371. Income, in economic accounts such as the balance of payments, consists of earnings arising from the provision of the factors of production: land, labor and capital. Ownership of land, according to BOP concepts, is always attributed to residents. Consequently, income receivable (such as rent) for the use of land will generally be a transaction between residents and, therefore, outside the scope of the balance of payments.13 Accordingly, the income component of the balance of payments is restricted to income earned from the other two factors of production: labor and capital. Income earned from the former is called compensation of employees, while income earned from the latter is called investment income.

International Monetary Fund

Abstract

415. Chapters 4, 5, and 6 have dealt with three components of the current account: goods, services, and income. Chapter 7 focuses on transactions recorded under current transfers, which constitute the remaining component of the current account. Components of the capital account (part of the capital and financial account) are also examined. Recorded in the capital account are capital transfers, which are closely related in concept to current transfers, and transactions concerning the acquisition or disposal of non-produced, nonfinancial assets (such as patents and copyrights). However, before these items are discussed in detail, consideration will be given to topics relevant to the recording, in the balance of payments, of both current and capital transfers.

International Monetary Fund

Abstract

445. Previous chapters of the Textbook have covered transactions recorded in the BOP current account and in the capital account portion of the capital and financial account. This chapter is concerned with concepts pertaining to the financial account. Topics such as the definition of financial account transactions, coverage, time of recording, valuation, and classification are examined. In subsequent chapters, individual components of the financial account are discussed in greater detail.

International Monetary Fund

Abstract

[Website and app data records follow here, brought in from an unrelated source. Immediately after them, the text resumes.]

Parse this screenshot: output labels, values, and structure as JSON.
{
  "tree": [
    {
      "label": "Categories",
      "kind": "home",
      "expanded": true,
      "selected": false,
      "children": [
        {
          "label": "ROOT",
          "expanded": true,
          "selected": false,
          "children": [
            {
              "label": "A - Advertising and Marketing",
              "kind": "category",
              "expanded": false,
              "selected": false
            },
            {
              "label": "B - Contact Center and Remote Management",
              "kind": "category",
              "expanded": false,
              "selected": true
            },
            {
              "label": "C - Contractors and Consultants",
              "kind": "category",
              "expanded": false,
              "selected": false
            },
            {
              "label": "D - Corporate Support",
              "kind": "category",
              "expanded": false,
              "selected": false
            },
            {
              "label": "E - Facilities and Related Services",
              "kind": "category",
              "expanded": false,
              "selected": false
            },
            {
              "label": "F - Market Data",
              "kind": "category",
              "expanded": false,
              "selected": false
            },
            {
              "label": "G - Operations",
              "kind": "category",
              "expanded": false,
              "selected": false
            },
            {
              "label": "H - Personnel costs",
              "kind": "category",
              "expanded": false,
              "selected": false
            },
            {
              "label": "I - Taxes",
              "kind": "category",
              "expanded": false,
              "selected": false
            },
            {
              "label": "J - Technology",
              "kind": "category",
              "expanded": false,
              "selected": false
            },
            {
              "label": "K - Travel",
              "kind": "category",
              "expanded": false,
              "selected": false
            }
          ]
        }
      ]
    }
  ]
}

555. The portfolio investment component of the financial account covers transactions in equities, other securities, and financial derivatives—except when these transactions relate to the direct investment or reserve assets components of the financial account. Both short- and long-term instruments are covered under portfolio investment. The essential characteristic of instruments classified as portfolio investment is that such instruments are traded or tradable. That is, the instruments offer investors the flexibility to shift, regardless of the underlying maturity of the instrument, invested capital from one instrument to another. Portfolio investors are more concerned than direct investors about rates of return that are independent of any influence investors may have and about being able to move funds quickly if circumstances so dictate.